AVAILABLE RECORDS:
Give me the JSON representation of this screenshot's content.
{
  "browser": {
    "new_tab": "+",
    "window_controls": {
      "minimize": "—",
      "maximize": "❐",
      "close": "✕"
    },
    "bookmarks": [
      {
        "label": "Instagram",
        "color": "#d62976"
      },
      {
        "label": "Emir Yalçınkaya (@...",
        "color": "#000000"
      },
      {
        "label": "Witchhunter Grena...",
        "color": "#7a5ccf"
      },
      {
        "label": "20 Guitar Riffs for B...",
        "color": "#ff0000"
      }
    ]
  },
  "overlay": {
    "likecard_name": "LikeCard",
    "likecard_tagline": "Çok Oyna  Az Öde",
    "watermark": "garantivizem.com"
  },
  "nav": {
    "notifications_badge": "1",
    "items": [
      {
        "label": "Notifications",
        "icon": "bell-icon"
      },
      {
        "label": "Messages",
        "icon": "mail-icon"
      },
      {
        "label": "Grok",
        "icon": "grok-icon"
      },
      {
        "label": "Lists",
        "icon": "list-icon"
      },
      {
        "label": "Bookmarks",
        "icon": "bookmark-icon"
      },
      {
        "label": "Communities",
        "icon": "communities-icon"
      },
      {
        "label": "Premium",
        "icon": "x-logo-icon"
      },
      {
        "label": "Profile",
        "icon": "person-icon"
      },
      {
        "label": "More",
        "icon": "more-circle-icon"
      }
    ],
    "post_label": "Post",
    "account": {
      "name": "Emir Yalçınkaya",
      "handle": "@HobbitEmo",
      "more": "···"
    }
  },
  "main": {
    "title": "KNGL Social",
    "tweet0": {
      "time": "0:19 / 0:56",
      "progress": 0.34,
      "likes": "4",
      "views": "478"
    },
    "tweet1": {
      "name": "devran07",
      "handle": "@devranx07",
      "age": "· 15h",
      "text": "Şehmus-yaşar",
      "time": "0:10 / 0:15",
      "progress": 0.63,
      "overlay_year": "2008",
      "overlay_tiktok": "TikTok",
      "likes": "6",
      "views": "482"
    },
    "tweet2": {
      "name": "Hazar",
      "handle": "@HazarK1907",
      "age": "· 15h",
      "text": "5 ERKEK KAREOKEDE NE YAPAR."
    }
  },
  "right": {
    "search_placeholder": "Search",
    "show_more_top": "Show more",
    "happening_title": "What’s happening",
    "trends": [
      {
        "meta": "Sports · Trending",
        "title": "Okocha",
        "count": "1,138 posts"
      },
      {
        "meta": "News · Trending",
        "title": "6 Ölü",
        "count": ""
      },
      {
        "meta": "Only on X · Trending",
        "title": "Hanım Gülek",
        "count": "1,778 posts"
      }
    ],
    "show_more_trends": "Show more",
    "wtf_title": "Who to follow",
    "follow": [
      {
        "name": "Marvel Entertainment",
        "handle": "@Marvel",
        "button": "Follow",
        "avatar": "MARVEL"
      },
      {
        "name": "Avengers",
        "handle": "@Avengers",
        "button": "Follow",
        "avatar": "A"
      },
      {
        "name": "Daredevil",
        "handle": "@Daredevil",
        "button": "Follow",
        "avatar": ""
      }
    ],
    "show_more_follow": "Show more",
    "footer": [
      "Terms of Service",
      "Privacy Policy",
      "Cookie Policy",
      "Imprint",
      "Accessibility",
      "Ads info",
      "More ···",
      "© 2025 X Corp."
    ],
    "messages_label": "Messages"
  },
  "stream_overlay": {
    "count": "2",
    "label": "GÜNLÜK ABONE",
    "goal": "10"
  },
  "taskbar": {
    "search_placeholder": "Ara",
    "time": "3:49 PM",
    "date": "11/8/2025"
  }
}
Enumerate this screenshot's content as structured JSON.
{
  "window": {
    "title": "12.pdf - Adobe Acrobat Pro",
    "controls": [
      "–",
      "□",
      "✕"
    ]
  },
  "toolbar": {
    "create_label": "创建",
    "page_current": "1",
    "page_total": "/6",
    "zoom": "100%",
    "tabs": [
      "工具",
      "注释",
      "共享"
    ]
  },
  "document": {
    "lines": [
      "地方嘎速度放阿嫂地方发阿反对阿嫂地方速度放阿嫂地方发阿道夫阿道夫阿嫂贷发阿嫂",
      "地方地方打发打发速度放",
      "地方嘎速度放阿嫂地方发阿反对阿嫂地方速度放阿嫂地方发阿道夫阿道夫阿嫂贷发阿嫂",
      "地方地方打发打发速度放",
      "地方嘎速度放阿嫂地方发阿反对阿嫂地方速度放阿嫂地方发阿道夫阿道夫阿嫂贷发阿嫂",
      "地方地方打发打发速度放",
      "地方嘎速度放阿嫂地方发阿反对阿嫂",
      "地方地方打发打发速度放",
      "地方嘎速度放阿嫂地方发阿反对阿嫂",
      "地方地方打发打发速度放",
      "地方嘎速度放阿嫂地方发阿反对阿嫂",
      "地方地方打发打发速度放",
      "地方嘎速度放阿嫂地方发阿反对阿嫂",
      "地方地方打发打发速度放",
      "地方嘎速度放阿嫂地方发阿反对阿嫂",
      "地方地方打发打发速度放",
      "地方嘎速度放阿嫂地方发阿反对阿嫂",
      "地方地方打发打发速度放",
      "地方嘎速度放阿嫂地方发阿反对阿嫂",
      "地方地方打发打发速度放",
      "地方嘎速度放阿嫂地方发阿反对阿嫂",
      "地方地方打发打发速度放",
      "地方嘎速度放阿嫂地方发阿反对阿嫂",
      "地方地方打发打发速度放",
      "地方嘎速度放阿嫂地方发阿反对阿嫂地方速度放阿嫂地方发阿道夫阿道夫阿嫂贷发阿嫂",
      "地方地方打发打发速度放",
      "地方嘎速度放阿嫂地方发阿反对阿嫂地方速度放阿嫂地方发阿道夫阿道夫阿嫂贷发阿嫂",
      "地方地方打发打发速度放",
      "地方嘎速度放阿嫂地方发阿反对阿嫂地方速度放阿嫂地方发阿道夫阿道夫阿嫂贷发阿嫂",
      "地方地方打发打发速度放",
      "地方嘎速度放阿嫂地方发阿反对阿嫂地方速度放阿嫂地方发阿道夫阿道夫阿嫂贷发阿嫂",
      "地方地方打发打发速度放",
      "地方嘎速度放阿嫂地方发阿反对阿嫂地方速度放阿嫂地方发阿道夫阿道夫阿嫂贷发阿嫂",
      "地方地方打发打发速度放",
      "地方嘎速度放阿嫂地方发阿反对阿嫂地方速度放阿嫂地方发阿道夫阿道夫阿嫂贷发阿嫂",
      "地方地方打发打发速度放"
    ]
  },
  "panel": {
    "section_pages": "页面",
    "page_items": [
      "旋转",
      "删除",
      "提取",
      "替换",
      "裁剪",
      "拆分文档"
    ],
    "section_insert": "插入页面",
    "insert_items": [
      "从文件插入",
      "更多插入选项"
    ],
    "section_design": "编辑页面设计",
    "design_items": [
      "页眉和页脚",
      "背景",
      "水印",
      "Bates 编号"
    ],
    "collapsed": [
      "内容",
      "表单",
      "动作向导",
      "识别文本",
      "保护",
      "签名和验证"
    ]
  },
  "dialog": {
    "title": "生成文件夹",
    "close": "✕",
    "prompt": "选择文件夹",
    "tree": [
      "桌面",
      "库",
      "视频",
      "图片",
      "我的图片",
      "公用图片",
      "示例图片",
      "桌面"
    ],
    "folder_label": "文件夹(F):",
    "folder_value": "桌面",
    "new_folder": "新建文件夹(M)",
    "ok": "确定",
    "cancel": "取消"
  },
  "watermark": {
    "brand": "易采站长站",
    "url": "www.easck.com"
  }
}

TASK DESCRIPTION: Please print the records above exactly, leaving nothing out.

PROBLEM SOLUTION:
Give me the JSON representation of this screenshot's content.
{
  "browser": {
    "new_tab": "+",
    "window_controls": {
      "minimize": "—",
      "maximize": "❐",
      "close": "✕"
    },
    "bookmarks": [
      {
        "label": "Instagram",
        "color": "#d62976"
      },
      {
        "label": "Emir Yalçınkaya (@...",
        "color": "#000000"
      },
      {
        "label": "Witchhunter Grena...",
        "color": "#7a5ccf"
      },
      {
        "label": "20 Guitar Riffs for B...",
        "color": "#ff0000"
      }
    ]
  },
  "overlay": {
    "likecard_name": "LikeCard",
    "likecard_tagline": "Çok Oyna  Az Öde",
    "watermark": "garantivizem.com"
  },
  "nav": {
    "notifications_badge": "1",
    "items": [
      {
        "label": "Notifications",
        "icon": "bell-icon"
      },
      {
        "label": "Messages",
        "icon": "mail-icon"
      },
      {
        "label": "Grok",
        "icon": "grok-icon"
      },
      {
        "label": "Lists",
        "icon": "list-icon"
      },
      {
        "label": "Bookmarks",
        "icon": "bookmark-icon"
      },
      {
        "label": "Communities",
        "icon": "communities-icon"
      },
      {
        "label": "Premium",
        "icon": "x-logo-icon"
      },
      {
        "label": "Profile",
        "icon": "person-icon"
      },
      {
        "label": "More",
        "icon": "more-circle-icon"
      }
    ],
    "post_label": "Post",
    "account": {
      "name": "Emir Yalçınkaya",
      "handle": "@HobbitEmo",
      "more": "···"
    }
  },
  "main": {
    "title": "KNGL Social",
    "tweet0": {
      "time": "0:19 / 0:56",
      "progress": 0.34,
      "likes": "4",
      "views": "478"
    },
    "tweet1": {
      "name": "devran07",
      "handle": "@devranx07",
      "age": "· 15h",
      "text": "Şehmus-yaşar",
      "time": "0:10 / 0:15",
      "progress": 0.63,
      "overlay_year": "2008",
      "overlay_tiktok": "TikTok",
      "likes": "6",
      "views": "482"
    },
    "tweet2": {
      "name": "Hazar",
      "handle": "@HazarK1907",
      "age": "· 15h",
      "text": "5 ERKEK KAREOKEDE NE YAPAR."
    }
  },
  "right": {
    "search_placeholder": "Search",
    "show_more_top": "Show more",
    "happening_title": "What’s happening",
    "trends": [
      {
        "meta": "Sports · Trending",
        "title": "Okocha",
        "count": "1,138 posts"
      },
      {
        "meta": "News · Trending",
        "title": "6 Ölü",
        "count": ""
      },
      {
        "meta": "Only on X · Trending",
        "title": "Hanım Gülek",
        "count": "1,778 posts"
      }
    ],
    "show_more_trends": "Show more",
    "wtf_title": "Who to follow",
    "follow": [
      {
        "name": "Marvel Entertainment",
        "handle": "@Marvel",
        "button": "Follow",
        "avatar": "MARVEL"
      },
      {
        "name": "Avengers",
        "handle": "@Avengers",
        "button": "Follow",
        "avatar": "A"
      },
      {
        "name": "Daredevil",
        "handle": "@Daredevil",
        "button": "Follow",
        "avatar": ""
      }
    ],
    "show_more_follow": "Show more",
    "footer": [
      "Terms of Service",
      "Privacy Policy",
      "Cookie Policy",
      "Imprint",
      "Accessibility",
      "Ads info",
      "More ···",
      "© 2025 X Corp."
    ],
    "messages_label": "Messages"
  },
  "stream_overlay": {
    "count": "2",
    "label": "GÜNLÜK ABONE",
    "goal": "10"
  },
  "taskbar": {
    "search_placeholder": "Ara",
    "time": "3:49 PM",
    "date": "11/8/2025"
  }
}
Enumerate this screenshot's content as structured JSON.
{
  "window": {
    "title": "12.pdf - Adobe Acrobat Pro",
    "controls": [
      "–",
      "□",
      "✕"
    ]
  },
  "toolbar": {
    "create_label": "创建",
    "page_current": "1",
    "page_total": "/6",
    "zoom": "100%",
    "tabs": [
      "工具",
      "注释",
      "共享"
    ]
  },
  "document": {
    "lines": [
      "地方嘎速度放阿嫂地方发阿反对阿嫂地方速度放阿嫂地方发阿道夫阿道夫阿嫂贷发阿嫂",
      "地方地方打发打发速度放",
      "地方嘎速度放阿嫂地方发阿反对阿嫂地方速度放阿嫂地方发阿道夫阿道夫阿嫂贷发阿嫂",
      "地方地方打发打发速度放",
      "地方嘎速度放阿嫂地方发阿反对阿嫂地方速度放阿嫂地方发阿道夫阿道夫阿嫂贷发阿嫂",
      "地方地方打发打发速度放",
      "地方嘎速度放阿嫂地方发阿反对阿嫂",
      "地方地方打发打发速度放",
      "地方嘎速度放阿嫂地方发阿反对阿嫂",
      "地方地方打发打发速度放",
      "地方嘎速度放阿嫂地方发阿反对阿嫂",
      "地方地方打发打发速度放",
      "地方嘎速度放阿嫂地方发阿反对阿嫂",
      "地方地方打发打发速度放",
      "地方嘎速度放阿嫂地方发阿反对阿嫂",
      "地方地方打发打发速度放",
      "地方嘎速度放阿嫂地方发阿反对阿嫂",
      "地方地方打发打发速度放",
      "地方嘎速度放阿嫂地方发阿反对阿嫂",
      "地方地方打发打发速度放",
      "地方嘎速度放阿嫂地方发阿反对阿嫂",
      "地方地方打发打发速度放",
      "地方嘎速度放阿嫂地方发阿反对阿嫂",
      "地方地方打发打发速度放",
      "地方嘎速度放阿嫂地方发阿反对阿嫂地方速度放阿嫂地方发阿道夫阿道夫阿嫂贷发阿嫂",
      "地方地方打发打发速度放",
      "地方嘎速度放阿嫂地方发阿反对阿嫂地方速度放阿嫂地方发阿道夫阿道夫阿嫂贷发阿嫂",
      "地方地方打发打发速度放",
      "地方嘎速度放阿嫂地方发阿反对阿嫂地方速度放阿嫂地方发阿道夫阿道夫阿嫂贷发阿嫂",
      "地方地方打发打发速度放",
      "地方嘎速度放阿嫂地方发阿反对阿嫂地方速度放阿嫂地方发阿道夫阿道夫阿嫂贷发阿嫂",
      "地方地方打发打发速度放",
      "地方嘎速度放阿嫂地方发阿反对阿嫂地方速度放阿嫂地方发阿道夫阿道夫阿嫂贷发阿嫂",
      "地方地方打发打发速度放",
      "地方嘎速度放阿嫂地方发阿反对阿嫂地方速度放阿嫂地方发阿道夫阿道夫阿嫂贷发阿嫂",
      "地方地方打发打发速度放"
    ]
  },
  "panel": {
    "section_pages": "页面",
    "page_items": [
      "旋转",
      "删除",
      "提取",
      "替换",
      "裁剪",
      "拆分文档"
    ],
    "section_insert": "插入页面",
    "insert_items": [
      "从文件插入",
      "更多插入选项"
    ],
    "section_design": "编辑页面设计",
    "design_items": [
      "页眉和页脚",
      "背景",
      "水印",
      "Bates 编号"
    ],
    "collapsed": [
      "内容",
      "表单",
      "动作向导",
      "识别文本",
      "保护",
      "签名和验证"
    ]
  },
  "dialog": {
    "title": "生成文件夹",
    "close": "✕",
    "prompt": "选择文件夹",
    "tree": [
      "桌面",
      "库",
      "视频",
      "图片",
      "我的图片",
      "公用图片",
      "示例图片",
      "桌面"
    ],
    "folder_label": "文件夹(F):",
    "folder_value": "桌面",
    "new_folder": "新建文件夹(M)",
    "ok": "确定",
    "cancel": "取消"
  },
  "watermark": {
    "brand": "易采站长站",
    "url": "www.easck.com"
  }
}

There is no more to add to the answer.